Another lawyer, Takudzwa Mafongoya, said Moyo could might sue ZACC for wrongful arrest.
“He can sue for any prejudice suffered if it is proved that he was illegally arrested,” the lawyer said, adding that ZACC’s only option would be to ask the police to arrest Moyo since the Constitutional Court ruled that it does not have arresting powers.
“If ZACC does not have powers to arrest, it can still refer the matter to the police to arrest him.
“It might have bungled and raised dust, but if it has evidence, that will speak ultimately,” he said.
The NPA has conceded that it could not proceed to prosecute Moyo since his arrest was improperly handled.
While Moyo’s rivals could press hard to have him prosecuted, the political gamesmanships might complicate matters.
That the case has been consumed by heavy political influence cannot be disputed.
Twice, President Mugabe has ostensibly blocked Moyo’s arrest.
The first incident was when ZACC waylaid Moyo at the ZANU-PF national headquarters in Harare last month wanting to effect an arrest, but the move flopped after President Mugabe intervened.
He was also supposed to appear in court on Friday last week but reports suggested that President Mugabe ordered ZACC to allow him to skip court so that he could attend a graduation ceremony at the National University of Science and Technology.

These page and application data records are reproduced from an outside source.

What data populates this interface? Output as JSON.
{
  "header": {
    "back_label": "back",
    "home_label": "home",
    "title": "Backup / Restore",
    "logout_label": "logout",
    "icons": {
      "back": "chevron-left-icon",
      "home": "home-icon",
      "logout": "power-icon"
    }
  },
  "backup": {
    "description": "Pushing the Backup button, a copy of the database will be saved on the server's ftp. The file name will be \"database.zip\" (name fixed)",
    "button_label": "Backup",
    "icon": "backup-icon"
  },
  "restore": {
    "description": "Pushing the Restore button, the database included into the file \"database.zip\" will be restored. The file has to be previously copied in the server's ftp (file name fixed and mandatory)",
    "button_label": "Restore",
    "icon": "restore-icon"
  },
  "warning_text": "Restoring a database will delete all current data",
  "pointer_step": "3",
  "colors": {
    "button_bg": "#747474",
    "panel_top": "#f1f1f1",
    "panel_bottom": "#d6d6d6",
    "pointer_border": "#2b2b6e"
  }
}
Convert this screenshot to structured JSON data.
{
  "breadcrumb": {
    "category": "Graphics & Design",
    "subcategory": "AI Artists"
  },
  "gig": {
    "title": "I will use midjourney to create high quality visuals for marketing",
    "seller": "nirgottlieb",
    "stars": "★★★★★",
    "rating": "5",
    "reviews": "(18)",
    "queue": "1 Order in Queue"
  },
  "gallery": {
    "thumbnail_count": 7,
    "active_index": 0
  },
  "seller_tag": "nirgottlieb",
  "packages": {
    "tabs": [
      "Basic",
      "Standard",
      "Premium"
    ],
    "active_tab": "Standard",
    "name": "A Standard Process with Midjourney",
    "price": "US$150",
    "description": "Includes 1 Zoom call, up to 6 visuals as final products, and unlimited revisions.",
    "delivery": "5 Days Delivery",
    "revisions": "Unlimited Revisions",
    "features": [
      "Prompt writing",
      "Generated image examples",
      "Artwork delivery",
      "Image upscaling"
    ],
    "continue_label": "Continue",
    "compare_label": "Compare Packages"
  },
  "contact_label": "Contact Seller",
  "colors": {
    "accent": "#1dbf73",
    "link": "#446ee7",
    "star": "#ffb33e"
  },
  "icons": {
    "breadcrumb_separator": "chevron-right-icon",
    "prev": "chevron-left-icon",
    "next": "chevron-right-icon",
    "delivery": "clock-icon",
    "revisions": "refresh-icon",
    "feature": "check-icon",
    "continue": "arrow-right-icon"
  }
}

The anti-graft body falls directly under President Mugabe’s office.